BEGIN Given records

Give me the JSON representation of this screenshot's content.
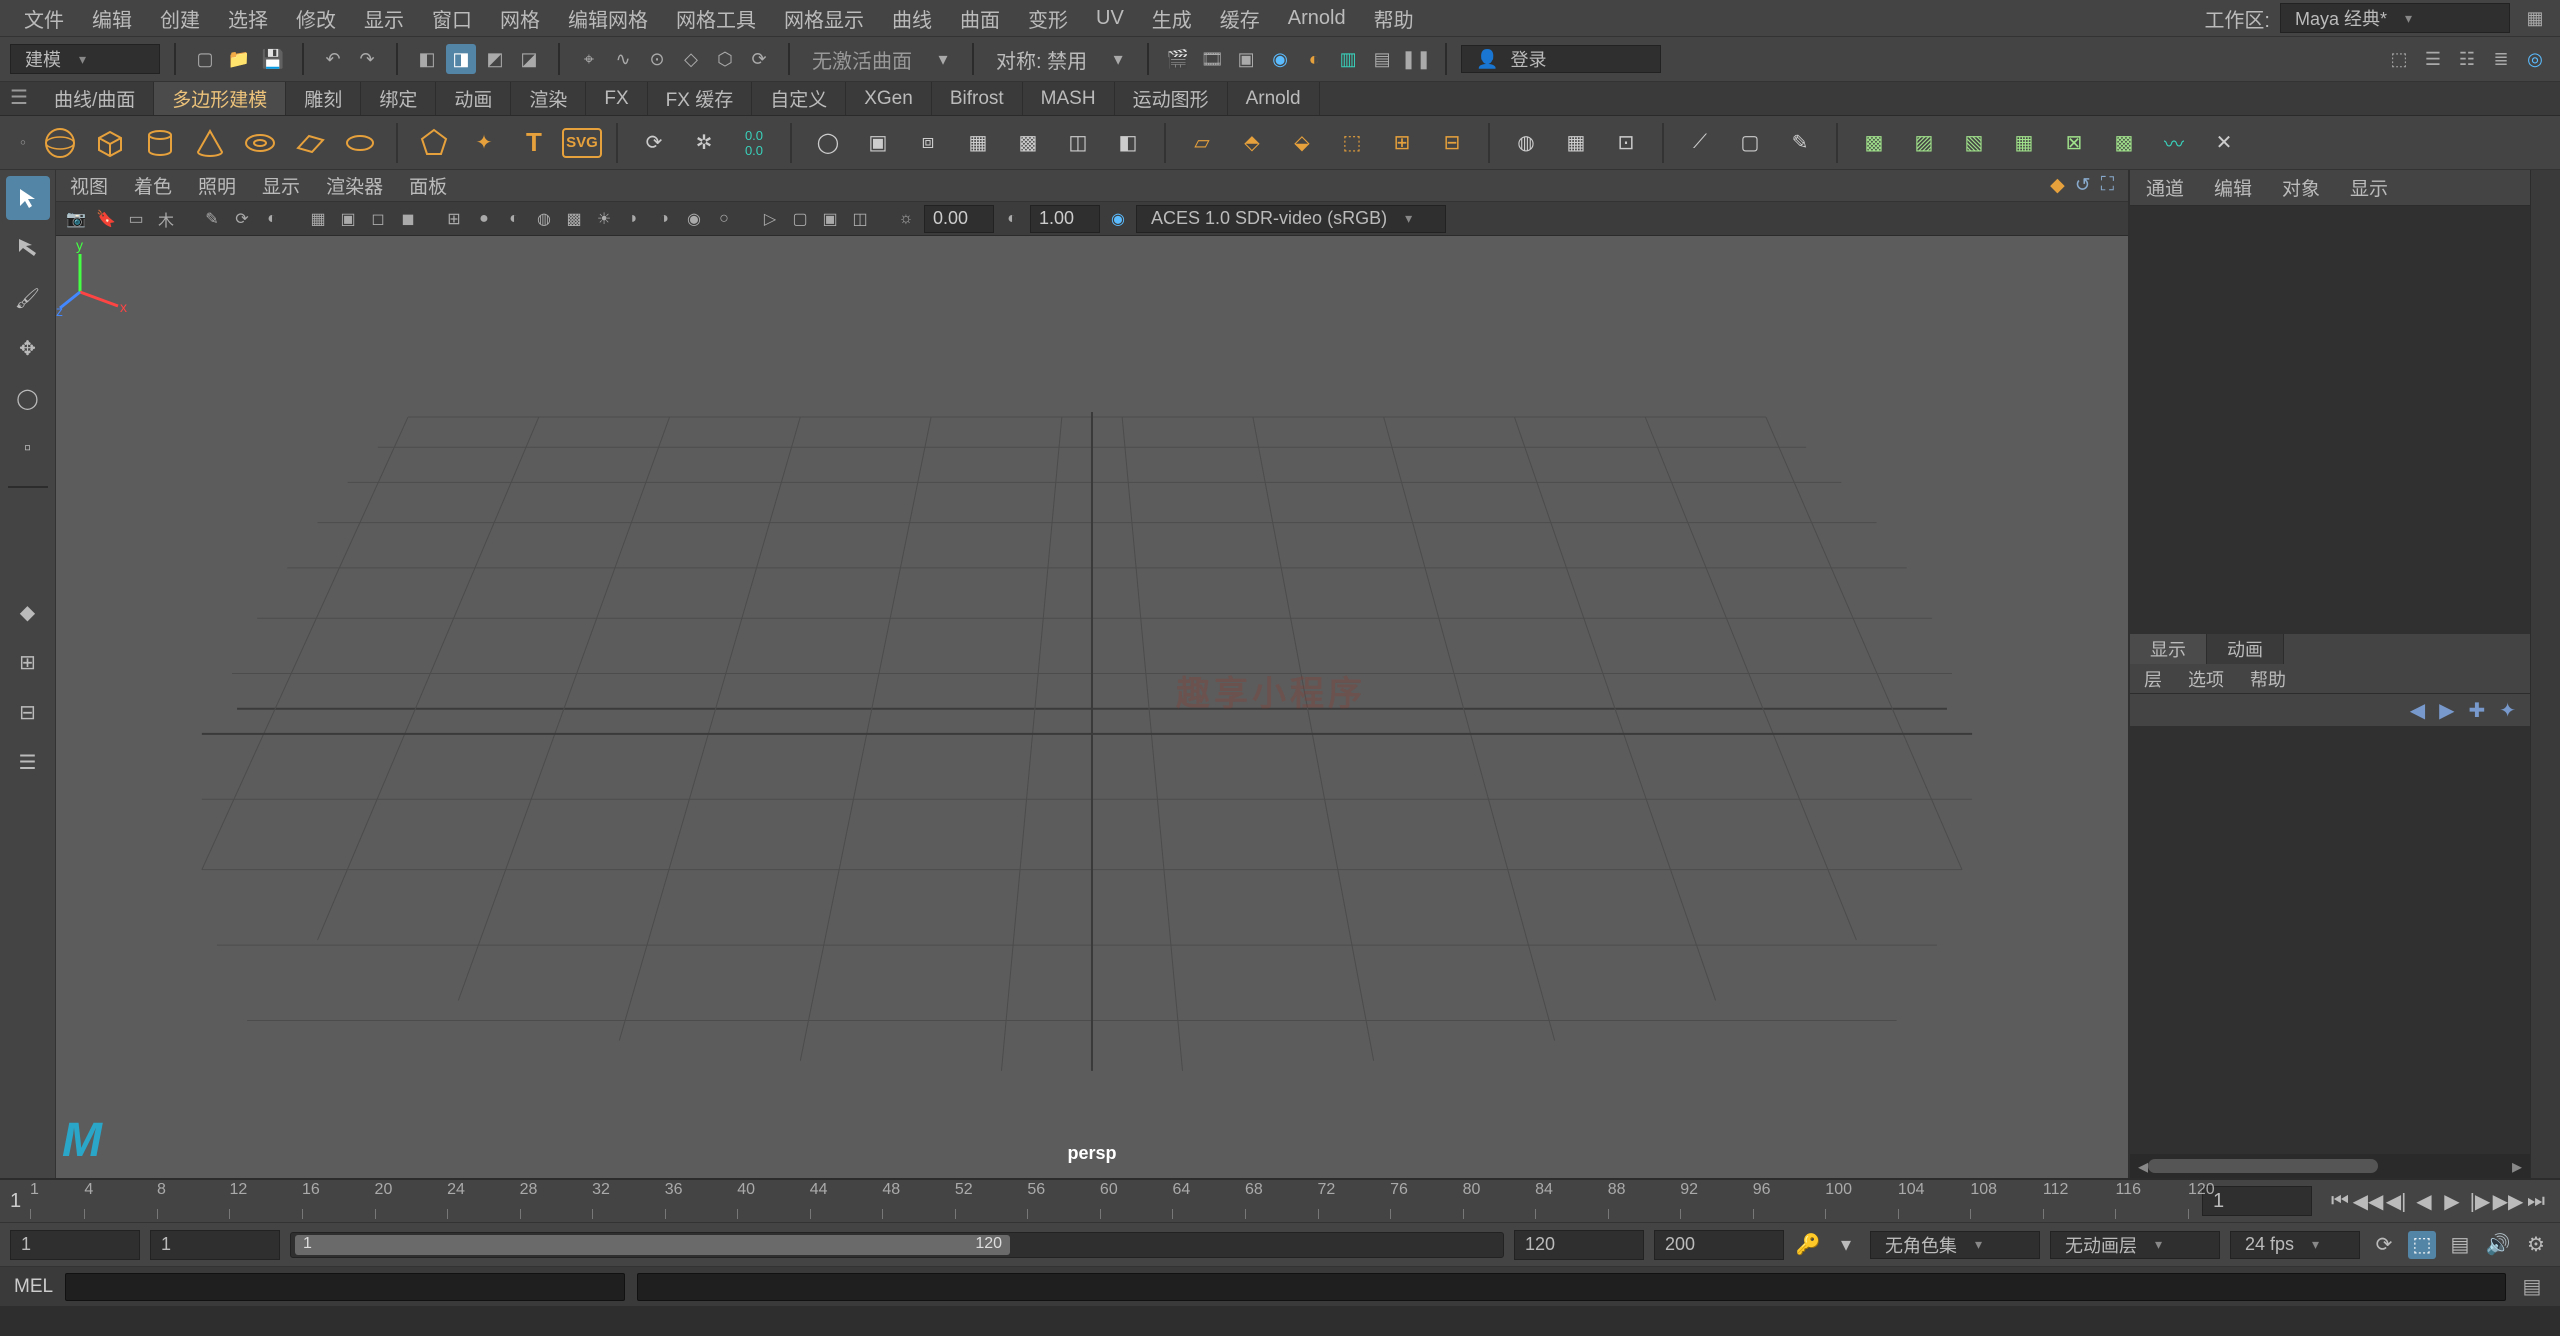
{
  "menubar": {
    "items": [
      "文件",
      "编辑",
      "创建",
      "选择",
      "修改",
      "显示",
      "窗口",
      "网格",
      "编辑网格",
      "网格工具",
      "网格显示",
      "曲线",
      "曲面",
      "变形",
      "UV",
      "生成",
      "缓存",
      "Arnold",
      "帮助"
    ],
    "workspace_label": "工作区:",
    "workspace_value": "Maya 经典*"
  },
  "statusline": {
    "module": "建模",
    "no_surface_label": "无激活曲面",
    "symmetry_label": "对称: 禁用",
    "login_label": "登录"
  },
  "shelf": {
    "tabs": [
      "曲线/曲面",
      "多边形建模",
      "雕刻",
      "绑定",
      "动画",
      "渲染",
      "FX",
      "FX 缓存",
      "自定义",
      "XGen",
      "Bifrost",
      "MASH",
      "运动图形",
      "Arnold"
    ],
    "active_tab_index": 1
  },
  "panel": {
    "menu": [
      "视图",
      "着色",
      "照明",
      "显示",
      "渲染器",
      "面板"
    ],
    "gamma": "1.00",
    "exposure": "0.00",
    "color_transform": "ACES 1.0 SDR-video (sRGB)",
    "camera_label": "persp"
  },
  "channelbox": {
    "tabs": [
      "通道",
      "编辑",
      "对象",
      "显示"
    ],
    "layer_tabs": [
      "显示",
      "动画"
    ],
    "layer_menu": [
      "层",
      "选项",
      "帮助"
    ],
    "active_layer_tab": 0
  },
  "timeline": {
    "start_marker": "1",
    "ticks": [
      1,
      4,
      8,
      12,
      16,
      20,
      24,
      28,
      32,
      36,
      40,
      44,
      48,
      52,
      56,
      60,
      64,
      68,
      72,
      76,
      80,
      84,
      88,
      92,
      96,
      100,
      104,
      108,
      112,
      116,
      120
    ],
    "current_frame": "1",
    "range_start_a": "1",
    "range_start_b": "1",
    "range_slider_start_label": "1",
    "range_slider_end_label": "120",
    "range_end_a": "120",
    "range_end_b": "200",
    "charset_label": "无角色集",
    "animlayer_label": "无动画层",
    "fps_label": "24 fps"
  },
  "cmd": {
    "lang": "MEL"
  },
  "watermark": "趣享小程序",
  "colors": {
    "amber": "#e7a13c",
    "accent": "#5285a6"
  }
}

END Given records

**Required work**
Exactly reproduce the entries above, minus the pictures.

**Response**
Give me the JSON representation of this screenshot's content.
{
  "menubar": {
    "items": [
      "文件",
      "编辑",
      "创建",
      "选择",
      "修改",
      "显示",
      "窗口",
      "网格",
      "编辑网格",
      "网格工具",
      "网格显示",
      "曲线",
      "曲面",
      "变形",
      "UV",
      "生成",
      "缓存",
      "Arnold",
      "帮助"
    ],
    "workspace_label": "工作区:",
    "workspace_value": "Maya 经典*"
  },
  "statusline": {
    "module": "建模",
    "no_surface_label": "无激活曲面",
    "symmetry_label": "对称: 禁用",
    "login_label": "登录"
  },
  "shelf": {
    "tabs": [
      "曲线/曲面",
      "多边形建模",
      "雕刻",
      "绑定",
      "动画",
      "渲染",
      "FX",
      "FX 缓存",
      "自定义",
      "XGen",
      "Bifrost",
      "MASH",
      "运动图形",
      "Arnold"
    ],
    "active_tab_index": 1
  },
  "panel": {
    "menu": [
      "视图",
      "着色",
      "照明",
      "显示",
      "渲染器",
      "面板"
    ],
    "gamma": "1.00",
    "exposure": "0.00",
    "color_transform": "ACES 1.0 SDR-video (sRGB)",
    "camera_label": "persp"
  },
  "channelbox": {
    "tabs": [
      "通道",
      "编辑",
      "对象",
      "显示"
    ],
    "layer_tabs": [
      "显示",
      "动画"
    ],
    "layer_menu": [
      "层",
      "选项",
      "帮助"
    ],
    "active_layer_tab": 0
  },
  "timeline": {
    "start_marker": "1",
    "ticks": [
      1,
      4,
      8,
      12,
      16,
      20,
      24,
      28,
      32,
      36,
      40,
      44,
      48,
      52,
      56,
      60,
      64,
      68,
      72,
      76,
      80,
      84,
      88,
      92,
      96,
      100,
      104,
      108,
      112,
      116,
      120
    ],
    "current_frame": "1",
    "range_start_a": "1",
    "range_start_b": "1",
    "range_slider_start_label": "1",
    "range_slider_end_label": "120",
    "range_end_a": "120",
    "range_end_b": "200",
    "charset_label": "无角色集",
    "animlayer_label": "无动画层",
    "fps_label": "24 fps"
  },
  "cmd": {
    "lang": "MEL"
  },
  "watermark": "趣享小程序",
  "colors": {
    "amber": "#e7a13c",
    "accent": "#5285a6"
  }
}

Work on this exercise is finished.